---- Task material
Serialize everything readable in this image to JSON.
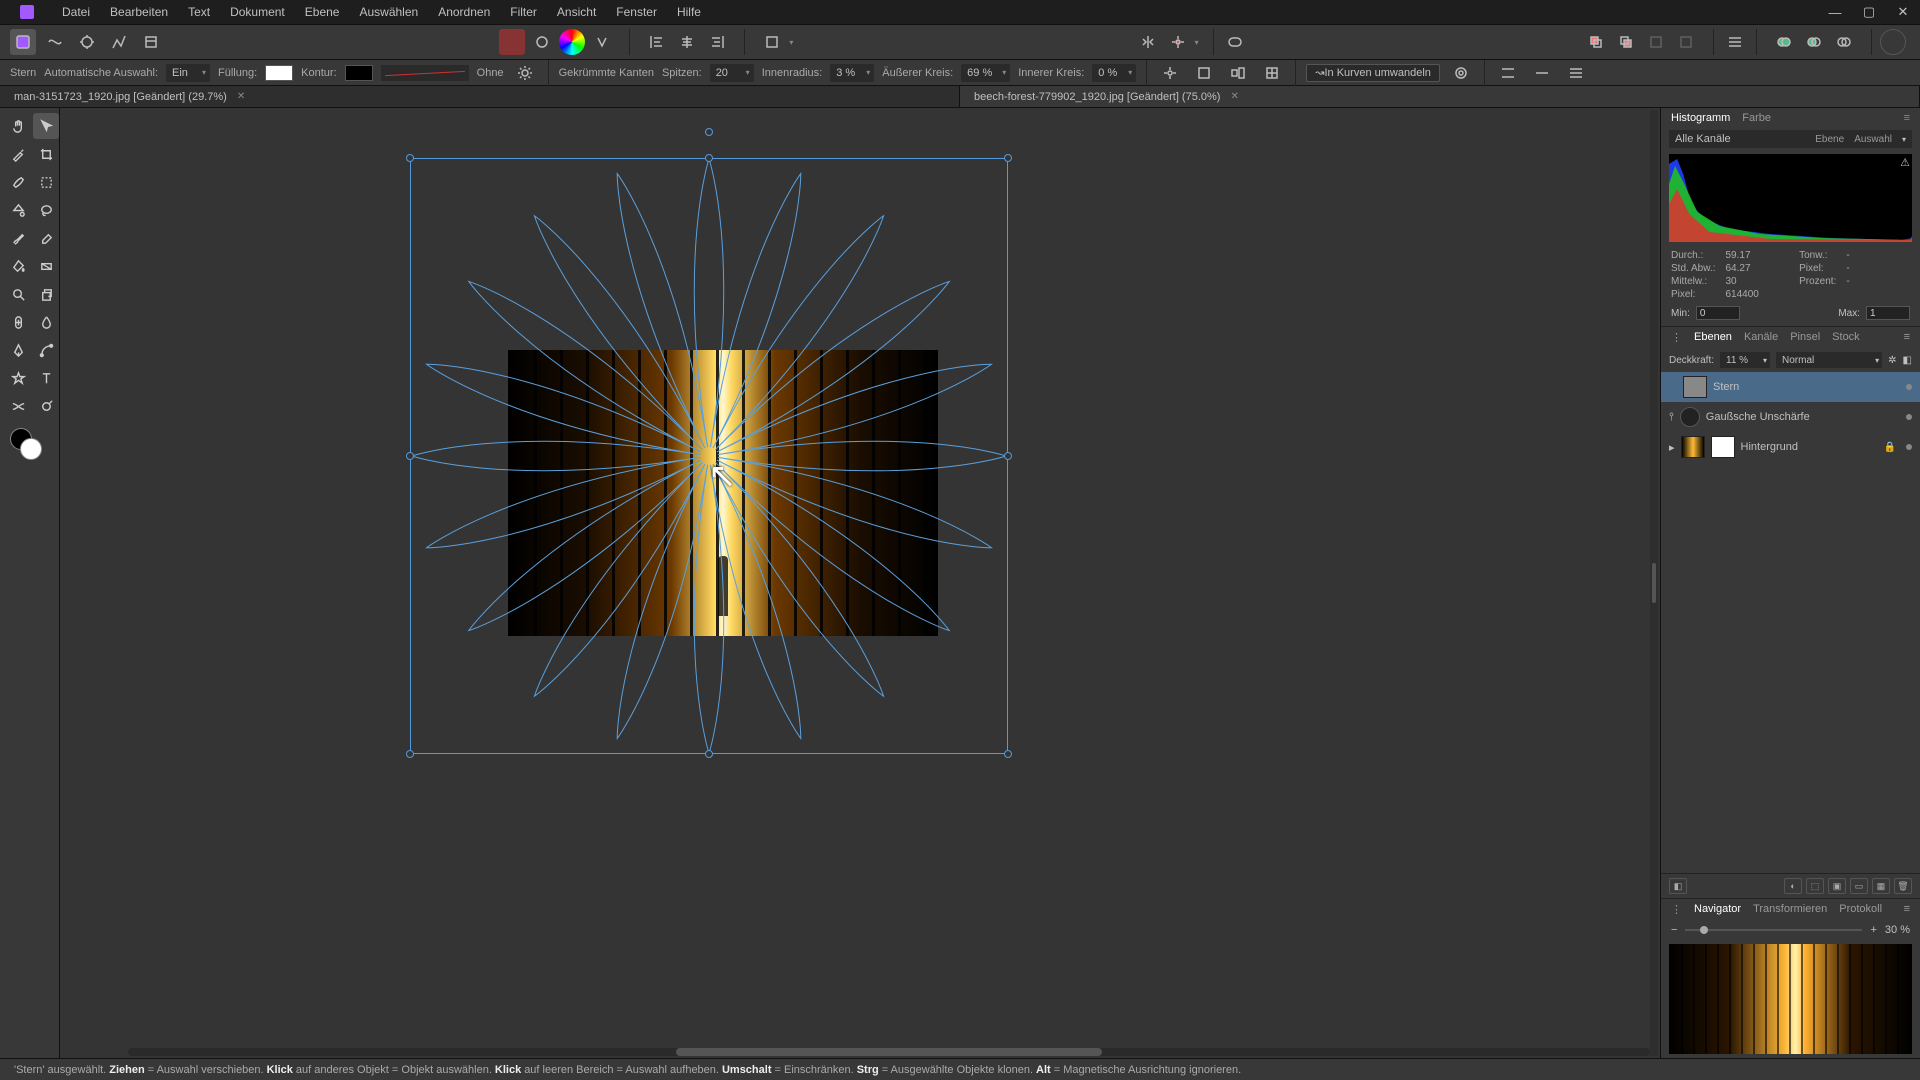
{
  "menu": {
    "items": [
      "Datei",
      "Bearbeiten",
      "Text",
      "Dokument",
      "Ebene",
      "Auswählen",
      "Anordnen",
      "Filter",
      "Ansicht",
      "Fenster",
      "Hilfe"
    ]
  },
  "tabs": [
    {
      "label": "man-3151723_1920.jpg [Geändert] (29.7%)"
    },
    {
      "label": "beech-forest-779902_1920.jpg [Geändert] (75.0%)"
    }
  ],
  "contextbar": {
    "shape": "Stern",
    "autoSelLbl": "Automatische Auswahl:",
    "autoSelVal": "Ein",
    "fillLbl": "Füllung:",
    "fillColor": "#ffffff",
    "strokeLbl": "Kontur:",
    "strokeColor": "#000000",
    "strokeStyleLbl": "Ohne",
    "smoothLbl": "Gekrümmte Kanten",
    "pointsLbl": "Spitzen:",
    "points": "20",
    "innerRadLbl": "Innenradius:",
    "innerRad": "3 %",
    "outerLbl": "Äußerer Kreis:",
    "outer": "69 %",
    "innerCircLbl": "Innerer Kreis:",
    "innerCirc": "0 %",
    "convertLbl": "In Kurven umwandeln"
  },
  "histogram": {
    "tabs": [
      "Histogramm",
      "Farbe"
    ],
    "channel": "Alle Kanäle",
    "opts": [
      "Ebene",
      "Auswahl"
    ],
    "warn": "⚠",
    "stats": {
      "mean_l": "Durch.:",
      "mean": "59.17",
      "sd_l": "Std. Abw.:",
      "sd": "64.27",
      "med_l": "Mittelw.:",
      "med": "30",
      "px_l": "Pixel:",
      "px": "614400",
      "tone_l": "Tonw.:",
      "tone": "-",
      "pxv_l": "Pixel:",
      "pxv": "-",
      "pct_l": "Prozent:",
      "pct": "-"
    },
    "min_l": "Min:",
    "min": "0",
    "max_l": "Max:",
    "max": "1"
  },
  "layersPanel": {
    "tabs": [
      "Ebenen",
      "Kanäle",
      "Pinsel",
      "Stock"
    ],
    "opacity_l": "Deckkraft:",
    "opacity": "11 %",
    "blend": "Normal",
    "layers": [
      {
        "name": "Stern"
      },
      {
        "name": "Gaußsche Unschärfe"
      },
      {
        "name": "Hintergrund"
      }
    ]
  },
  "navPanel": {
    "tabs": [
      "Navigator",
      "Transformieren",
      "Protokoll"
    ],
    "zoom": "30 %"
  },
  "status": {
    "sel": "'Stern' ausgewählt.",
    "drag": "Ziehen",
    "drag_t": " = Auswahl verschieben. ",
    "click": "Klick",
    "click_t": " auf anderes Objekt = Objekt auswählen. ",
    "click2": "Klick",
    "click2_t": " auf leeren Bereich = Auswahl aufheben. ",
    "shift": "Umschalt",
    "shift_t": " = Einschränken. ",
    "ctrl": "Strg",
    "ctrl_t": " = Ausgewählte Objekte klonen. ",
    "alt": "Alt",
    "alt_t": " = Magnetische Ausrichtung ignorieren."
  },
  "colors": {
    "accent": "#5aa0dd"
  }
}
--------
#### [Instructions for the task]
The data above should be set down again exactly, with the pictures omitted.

#### [Reply to the task]
Serialize everything readable in this image to JSON.
{
  "menu": {
    "items": [
      "Datei",
      "Bearbeiten",
      "Text",
      "Dokument",
      "Ebene",
      "Auswählen",
      "Anordnen",
      "Filter",
      "Ansicht",
      "Fenster",
      "Hilfe"
    ]
  },
  "tabs": [
    {
      "label": "man-3151723_1920.jpg [Geändert] (29.7%)"
    },
    {
      "label": "beech-forest-779902_1920.jpg [Geändert] (75.0%)"
    }
  ],
  "contextbar": {
    "shape": "Stern",
    "autoSelLbl": "Automatische Auswahl:",
    "autoSelVal": "Ein",
    "fillLbl": "Füllung:",
    "fillColor": "#ffffff",
    "strokeLbl": "Kontur:",
    "strokeColor": "#000000",
    "strokeStyleLbl": "Ohne",
    "smoothLbl": "Gekrümmte Kanten",
    "pointsLbl": "Spitzen:",
    "points": "20",
    "innerRadLbl": "Innenradius:",
    "innerRad": "3 %",
    "outerLbl": "Äußerer Kreis:",
    "outer": "69 %",
    "innerCircLbl": "Innerer Kreis:",
    "innerCirc": "0 %",
    "convertLbl": "In Kurven umwandeln"
  },
  "histogram": {
    "tabs": [
      "Histogramm",
      "Farbe"
    ],
    "channel": "Alle Kanäle",
    "opts": [
      "Ebene",
      "Auswahl"
    ],
    "warn": "⚠",
    "stats": {
      "mean_l": "Durch.:",
      "mean": "59.17",
      "sd_l": "Std. Abw.:",
      "sd": "64.27",
      "med_l": "Mittelw.:",
      "med": "30",
      "px_l": "Pixel:",
      "px": "614400",
      "tone_l": "Tonw.:",
      "tone": "-",
      "pxv_l": "Pixel:",
      "pxv": "-",
      "pct_l": "Prozent:",
      "pct": "-"
    },
    "min_l": "Min:",
    "min": "0",
    "max_l": "Max:",
    "max": "1"
  },
  "layersPanel": {
    "tabs": [
      "Ebenen",
      "Kanäle",
      "Pinsel",
      "Stock"
    ],
    "opacity_l": "Deckkraft:",
    "opacity": "11 %",
    "blend": "Normal",
    "layers": [
      {
        "name": "Stern"
      },
      {
        "name": "Gaußsche Unschärfe"
      },
      {
        "name": "Hintergrund"
      }
    ]
  },
  "navPanel": {
    "tabs": [
      "Navigator",
      "Transformieren",
      "Protokoll"
    ],
    "zoom": "30 %"
  },
  "status": {
    "sel": "'Stern' ausgewählt.",
    "drag": "Ziehen",
    "drag_t": " = Auswahl verschieben. ",
    "click": "Klick",
    "click_t": " auf anderes Objekt = Objekt auswählen. ",
    "click2": "Klick",
    "click2_t": " auf leeren Bereich = Auswahl aufheben. ",
    "shift": "Umschalt",
    "shift_t": " = Einschränken. ",
    "ctrl": "Strg",
    "ctrl_t": " = Ausgewählte Objekte klonen. ",
    "alt": "Alt",
    "alt_t": " = Magnetische Ausrichtung ignorieren."
  },
  "colors": {
    "accent": "#5aa0dd"
  }
}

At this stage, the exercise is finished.